* **Element data from apps and pages**:
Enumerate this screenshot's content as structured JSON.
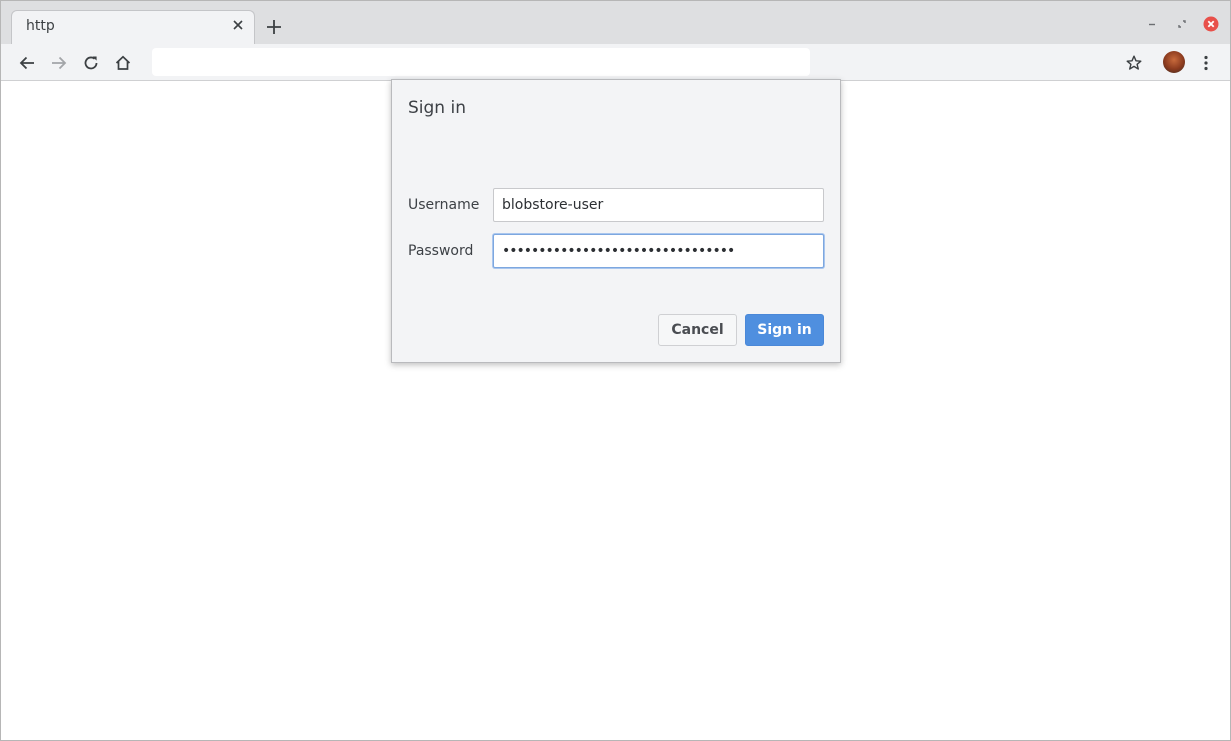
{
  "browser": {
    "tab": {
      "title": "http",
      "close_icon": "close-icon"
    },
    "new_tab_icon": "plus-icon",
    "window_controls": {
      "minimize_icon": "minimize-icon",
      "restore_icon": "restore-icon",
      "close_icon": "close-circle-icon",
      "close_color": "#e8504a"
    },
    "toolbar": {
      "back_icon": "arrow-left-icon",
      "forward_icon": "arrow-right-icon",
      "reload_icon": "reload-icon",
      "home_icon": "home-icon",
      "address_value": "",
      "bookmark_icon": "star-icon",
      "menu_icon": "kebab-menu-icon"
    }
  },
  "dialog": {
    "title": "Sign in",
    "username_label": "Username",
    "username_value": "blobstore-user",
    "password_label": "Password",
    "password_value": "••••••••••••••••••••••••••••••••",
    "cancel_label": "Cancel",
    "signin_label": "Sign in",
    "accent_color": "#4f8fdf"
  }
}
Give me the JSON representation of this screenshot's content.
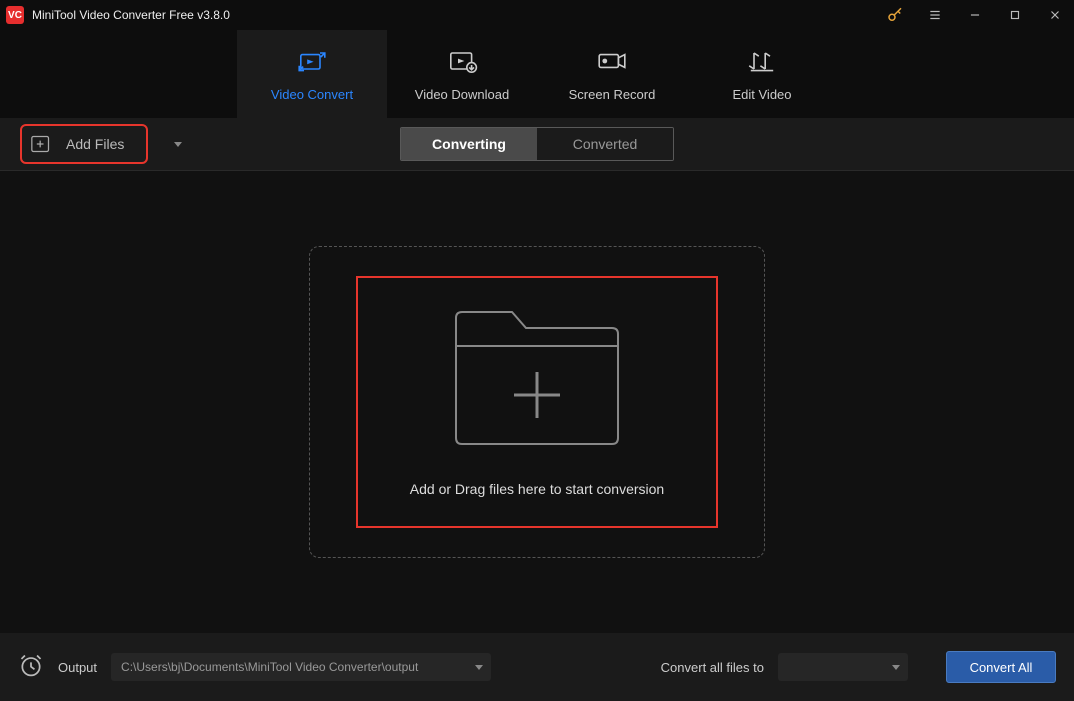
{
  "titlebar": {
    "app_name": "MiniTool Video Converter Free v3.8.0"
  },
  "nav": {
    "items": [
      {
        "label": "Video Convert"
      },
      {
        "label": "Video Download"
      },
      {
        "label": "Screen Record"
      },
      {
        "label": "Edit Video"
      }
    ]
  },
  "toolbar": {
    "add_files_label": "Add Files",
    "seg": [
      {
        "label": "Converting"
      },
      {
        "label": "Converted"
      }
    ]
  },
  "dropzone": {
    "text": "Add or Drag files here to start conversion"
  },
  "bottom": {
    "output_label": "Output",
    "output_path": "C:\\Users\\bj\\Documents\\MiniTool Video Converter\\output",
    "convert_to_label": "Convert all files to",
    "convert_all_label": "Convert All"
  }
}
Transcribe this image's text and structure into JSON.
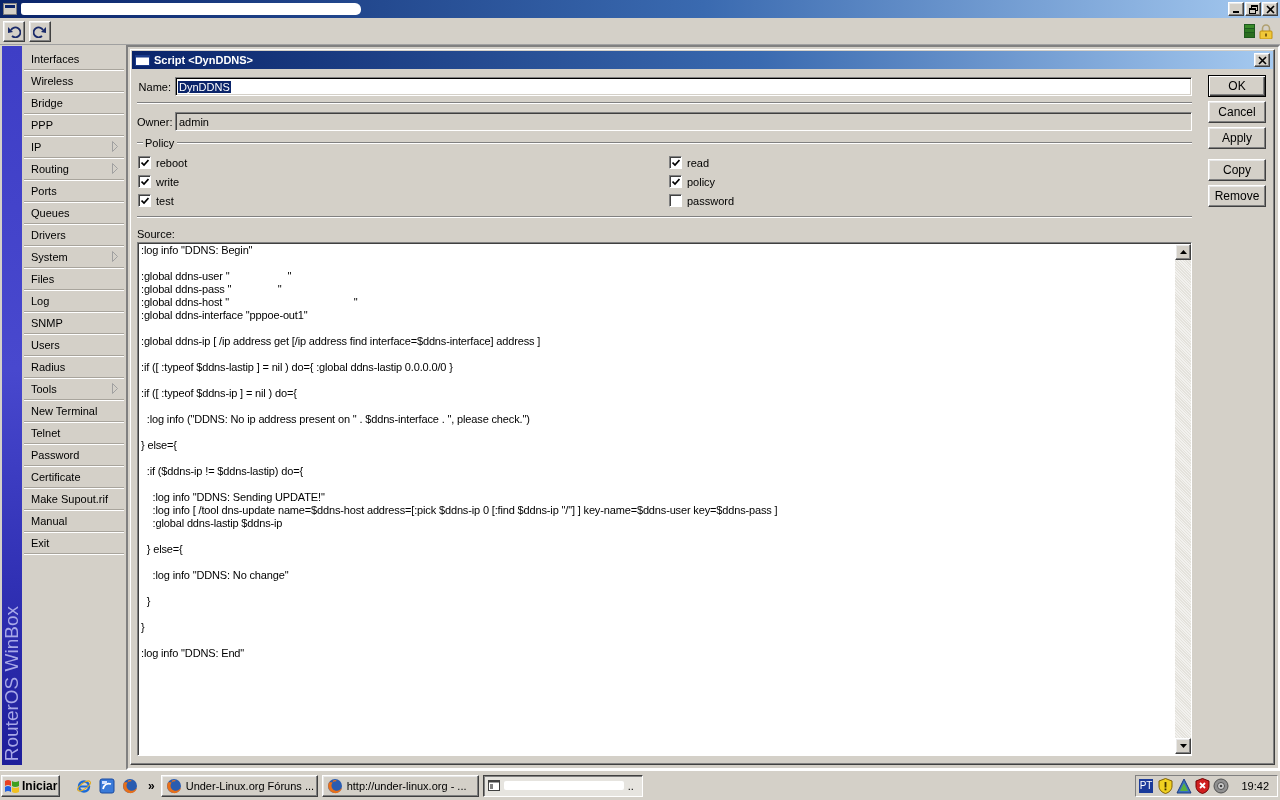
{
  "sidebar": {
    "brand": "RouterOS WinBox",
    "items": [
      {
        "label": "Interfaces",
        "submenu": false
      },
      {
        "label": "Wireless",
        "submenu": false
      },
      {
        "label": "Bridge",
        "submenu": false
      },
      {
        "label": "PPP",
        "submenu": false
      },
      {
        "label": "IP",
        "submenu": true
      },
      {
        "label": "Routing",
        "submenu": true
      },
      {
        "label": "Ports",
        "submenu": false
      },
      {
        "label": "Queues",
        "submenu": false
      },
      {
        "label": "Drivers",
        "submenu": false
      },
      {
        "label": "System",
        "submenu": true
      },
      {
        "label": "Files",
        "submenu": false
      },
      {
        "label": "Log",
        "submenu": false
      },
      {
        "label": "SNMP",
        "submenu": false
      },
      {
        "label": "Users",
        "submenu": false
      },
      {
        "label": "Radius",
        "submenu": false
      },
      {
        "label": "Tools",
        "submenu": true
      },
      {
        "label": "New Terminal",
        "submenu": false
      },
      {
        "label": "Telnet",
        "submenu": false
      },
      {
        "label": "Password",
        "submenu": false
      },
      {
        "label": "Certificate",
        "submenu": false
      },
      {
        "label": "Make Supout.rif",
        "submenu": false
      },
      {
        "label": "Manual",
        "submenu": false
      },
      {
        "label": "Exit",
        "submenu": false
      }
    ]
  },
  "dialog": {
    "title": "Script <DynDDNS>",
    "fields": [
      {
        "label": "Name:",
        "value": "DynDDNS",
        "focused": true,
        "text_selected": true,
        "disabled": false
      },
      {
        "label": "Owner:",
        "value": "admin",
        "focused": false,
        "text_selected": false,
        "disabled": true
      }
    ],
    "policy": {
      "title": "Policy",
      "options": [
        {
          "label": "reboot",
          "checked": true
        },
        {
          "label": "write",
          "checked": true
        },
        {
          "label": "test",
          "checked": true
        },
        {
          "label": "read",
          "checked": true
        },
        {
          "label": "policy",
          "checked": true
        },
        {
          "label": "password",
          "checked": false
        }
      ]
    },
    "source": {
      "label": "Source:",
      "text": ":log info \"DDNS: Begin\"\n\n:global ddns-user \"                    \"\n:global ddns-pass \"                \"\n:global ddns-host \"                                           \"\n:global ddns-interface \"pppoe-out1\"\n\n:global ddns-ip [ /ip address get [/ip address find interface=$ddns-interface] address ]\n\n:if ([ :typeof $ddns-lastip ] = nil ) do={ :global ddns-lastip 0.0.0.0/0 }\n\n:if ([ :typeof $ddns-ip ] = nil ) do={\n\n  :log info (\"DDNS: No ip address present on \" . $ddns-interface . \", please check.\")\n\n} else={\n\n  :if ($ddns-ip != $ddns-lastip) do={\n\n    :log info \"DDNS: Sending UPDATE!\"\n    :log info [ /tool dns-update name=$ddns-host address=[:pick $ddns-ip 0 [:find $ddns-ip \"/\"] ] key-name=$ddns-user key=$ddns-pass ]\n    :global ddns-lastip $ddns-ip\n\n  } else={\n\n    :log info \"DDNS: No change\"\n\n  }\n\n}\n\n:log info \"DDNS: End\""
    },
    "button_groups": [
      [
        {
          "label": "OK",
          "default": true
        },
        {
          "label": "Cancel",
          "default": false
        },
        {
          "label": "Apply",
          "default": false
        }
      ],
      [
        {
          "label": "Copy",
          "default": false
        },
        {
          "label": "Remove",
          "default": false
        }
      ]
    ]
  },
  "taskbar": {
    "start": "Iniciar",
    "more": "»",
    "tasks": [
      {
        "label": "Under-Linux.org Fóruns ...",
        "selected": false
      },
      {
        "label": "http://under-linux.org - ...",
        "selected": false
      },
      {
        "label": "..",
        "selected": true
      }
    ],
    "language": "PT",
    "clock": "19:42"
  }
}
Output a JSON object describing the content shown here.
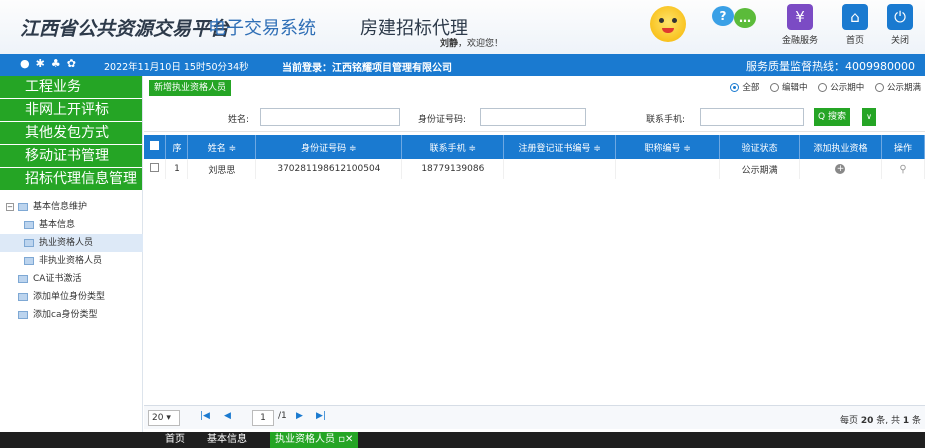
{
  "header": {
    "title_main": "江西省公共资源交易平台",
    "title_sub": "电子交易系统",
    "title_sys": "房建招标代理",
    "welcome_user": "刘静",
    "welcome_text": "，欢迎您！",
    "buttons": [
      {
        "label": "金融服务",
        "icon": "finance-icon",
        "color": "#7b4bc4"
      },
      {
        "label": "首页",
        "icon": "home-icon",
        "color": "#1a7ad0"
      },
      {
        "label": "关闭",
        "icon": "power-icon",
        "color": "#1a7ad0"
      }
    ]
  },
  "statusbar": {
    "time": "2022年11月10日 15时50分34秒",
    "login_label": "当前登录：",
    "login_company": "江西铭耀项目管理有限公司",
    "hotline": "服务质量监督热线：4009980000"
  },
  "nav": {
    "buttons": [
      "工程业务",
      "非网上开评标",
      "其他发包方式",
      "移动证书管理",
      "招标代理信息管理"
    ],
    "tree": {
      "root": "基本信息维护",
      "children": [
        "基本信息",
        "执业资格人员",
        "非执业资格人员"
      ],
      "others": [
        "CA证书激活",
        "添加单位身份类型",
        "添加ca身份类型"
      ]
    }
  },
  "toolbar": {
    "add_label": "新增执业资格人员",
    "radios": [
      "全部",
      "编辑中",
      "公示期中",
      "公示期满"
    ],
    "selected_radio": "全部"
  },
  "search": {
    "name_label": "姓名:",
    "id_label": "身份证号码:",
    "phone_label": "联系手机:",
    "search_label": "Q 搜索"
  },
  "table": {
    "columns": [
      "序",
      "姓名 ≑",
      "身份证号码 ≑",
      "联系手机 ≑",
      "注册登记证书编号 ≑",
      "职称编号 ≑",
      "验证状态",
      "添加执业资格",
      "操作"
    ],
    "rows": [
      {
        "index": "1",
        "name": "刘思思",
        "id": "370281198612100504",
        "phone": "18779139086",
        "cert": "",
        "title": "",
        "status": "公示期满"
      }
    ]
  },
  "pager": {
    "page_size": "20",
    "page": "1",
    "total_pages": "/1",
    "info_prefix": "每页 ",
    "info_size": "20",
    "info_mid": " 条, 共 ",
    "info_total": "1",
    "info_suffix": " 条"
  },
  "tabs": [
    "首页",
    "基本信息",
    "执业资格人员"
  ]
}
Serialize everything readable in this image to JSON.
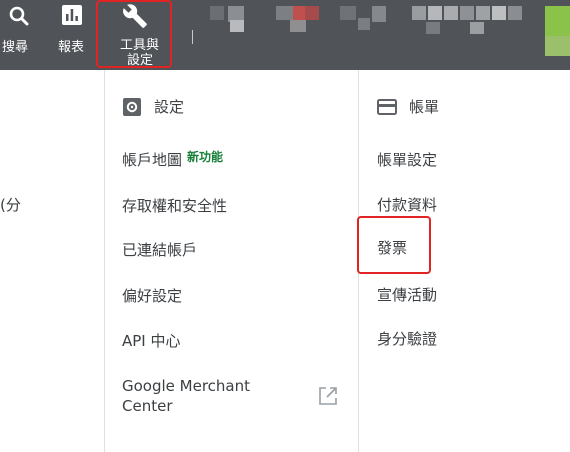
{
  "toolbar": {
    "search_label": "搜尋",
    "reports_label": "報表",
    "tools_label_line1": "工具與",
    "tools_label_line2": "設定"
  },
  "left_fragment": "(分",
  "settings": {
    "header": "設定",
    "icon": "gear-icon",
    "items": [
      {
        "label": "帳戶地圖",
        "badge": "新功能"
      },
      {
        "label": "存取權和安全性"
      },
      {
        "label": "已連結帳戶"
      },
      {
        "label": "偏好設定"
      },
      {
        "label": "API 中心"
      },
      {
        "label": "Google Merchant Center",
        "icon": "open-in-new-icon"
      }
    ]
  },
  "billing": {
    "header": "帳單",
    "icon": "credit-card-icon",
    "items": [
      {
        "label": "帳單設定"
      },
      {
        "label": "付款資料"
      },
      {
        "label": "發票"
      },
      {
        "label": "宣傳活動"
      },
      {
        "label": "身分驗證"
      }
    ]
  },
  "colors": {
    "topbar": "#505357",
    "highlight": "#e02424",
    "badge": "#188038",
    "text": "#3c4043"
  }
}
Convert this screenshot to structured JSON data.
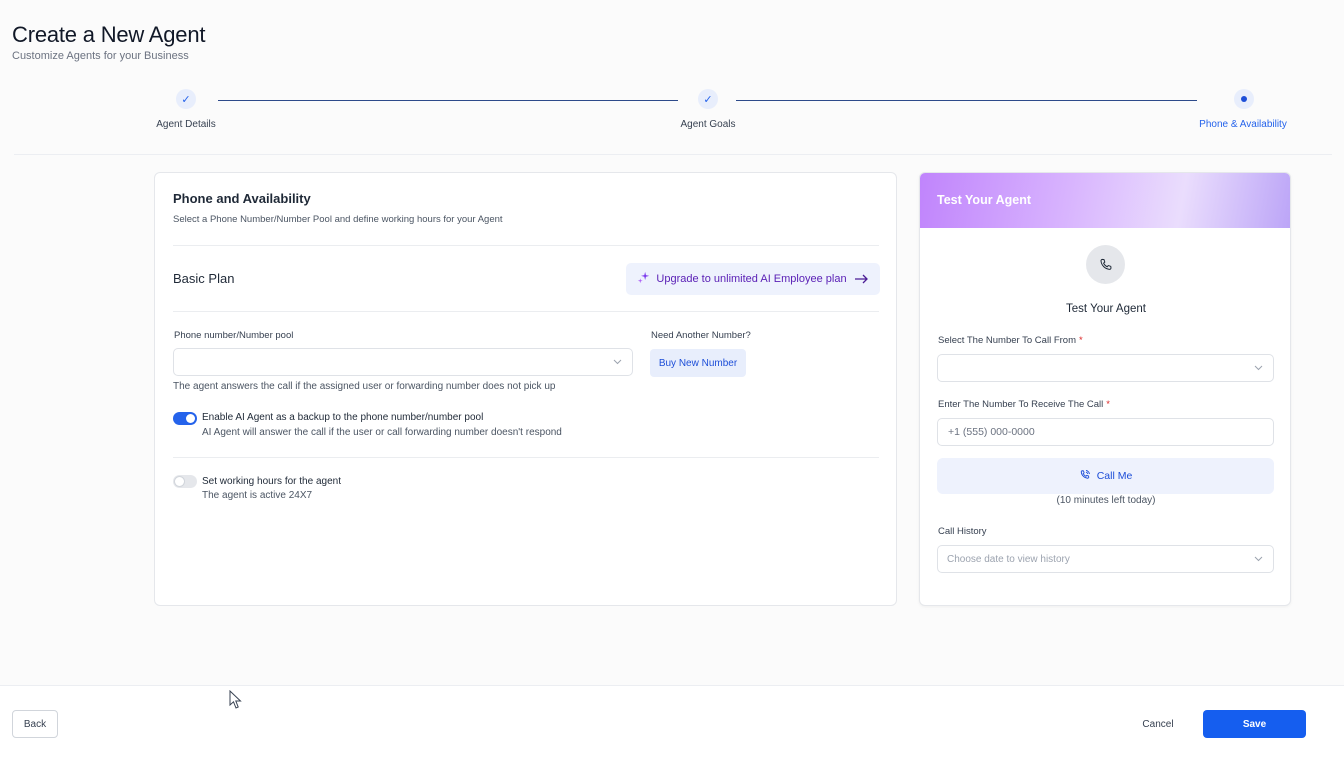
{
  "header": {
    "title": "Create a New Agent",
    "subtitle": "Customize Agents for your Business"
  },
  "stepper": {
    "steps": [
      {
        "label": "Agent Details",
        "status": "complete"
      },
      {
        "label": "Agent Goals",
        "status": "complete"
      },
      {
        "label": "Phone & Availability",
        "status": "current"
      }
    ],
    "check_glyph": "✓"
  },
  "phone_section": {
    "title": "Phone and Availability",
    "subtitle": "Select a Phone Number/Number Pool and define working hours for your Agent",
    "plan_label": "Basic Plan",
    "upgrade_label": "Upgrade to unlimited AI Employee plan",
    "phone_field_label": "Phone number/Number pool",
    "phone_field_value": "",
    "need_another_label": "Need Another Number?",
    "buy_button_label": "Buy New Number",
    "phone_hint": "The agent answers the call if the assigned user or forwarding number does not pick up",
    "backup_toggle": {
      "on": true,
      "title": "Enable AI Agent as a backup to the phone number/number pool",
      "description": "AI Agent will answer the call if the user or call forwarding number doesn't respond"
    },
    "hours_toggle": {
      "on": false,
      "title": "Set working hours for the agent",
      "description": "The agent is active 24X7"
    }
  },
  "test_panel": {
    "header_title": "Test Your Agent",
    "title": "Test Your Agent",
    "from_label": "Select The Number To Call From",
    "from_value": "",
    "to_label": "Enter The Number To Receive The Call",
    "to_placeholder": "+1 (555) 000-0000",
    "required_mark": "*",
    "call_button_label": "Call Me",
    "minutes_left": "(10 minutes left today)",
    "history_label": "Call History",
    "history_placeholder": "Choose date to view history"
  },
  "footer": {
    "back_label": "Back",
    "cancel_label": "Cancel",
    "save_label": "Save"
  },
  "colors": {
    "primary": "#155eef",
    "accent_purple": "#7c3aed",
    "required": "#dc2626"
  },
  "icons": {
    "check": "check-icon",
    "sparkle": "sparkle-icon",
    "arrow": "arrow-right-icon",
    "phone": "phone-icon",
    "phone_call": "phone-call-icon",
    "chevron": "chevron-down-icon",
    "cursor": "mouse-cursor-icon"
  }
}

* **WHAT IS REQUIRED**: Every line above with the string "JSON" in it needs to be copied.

* **WRITTEN RESPONSE**:
Enumerate this screenshot's content as structured JSON.
Give me the JSON representation of this screenshot's content.
Transcribe this image's text and structure into JSON.
Output a JSON object describing the content shown here.
Serialize everything readable in this image to JSON.
Convert this screenshot to structured JSON data.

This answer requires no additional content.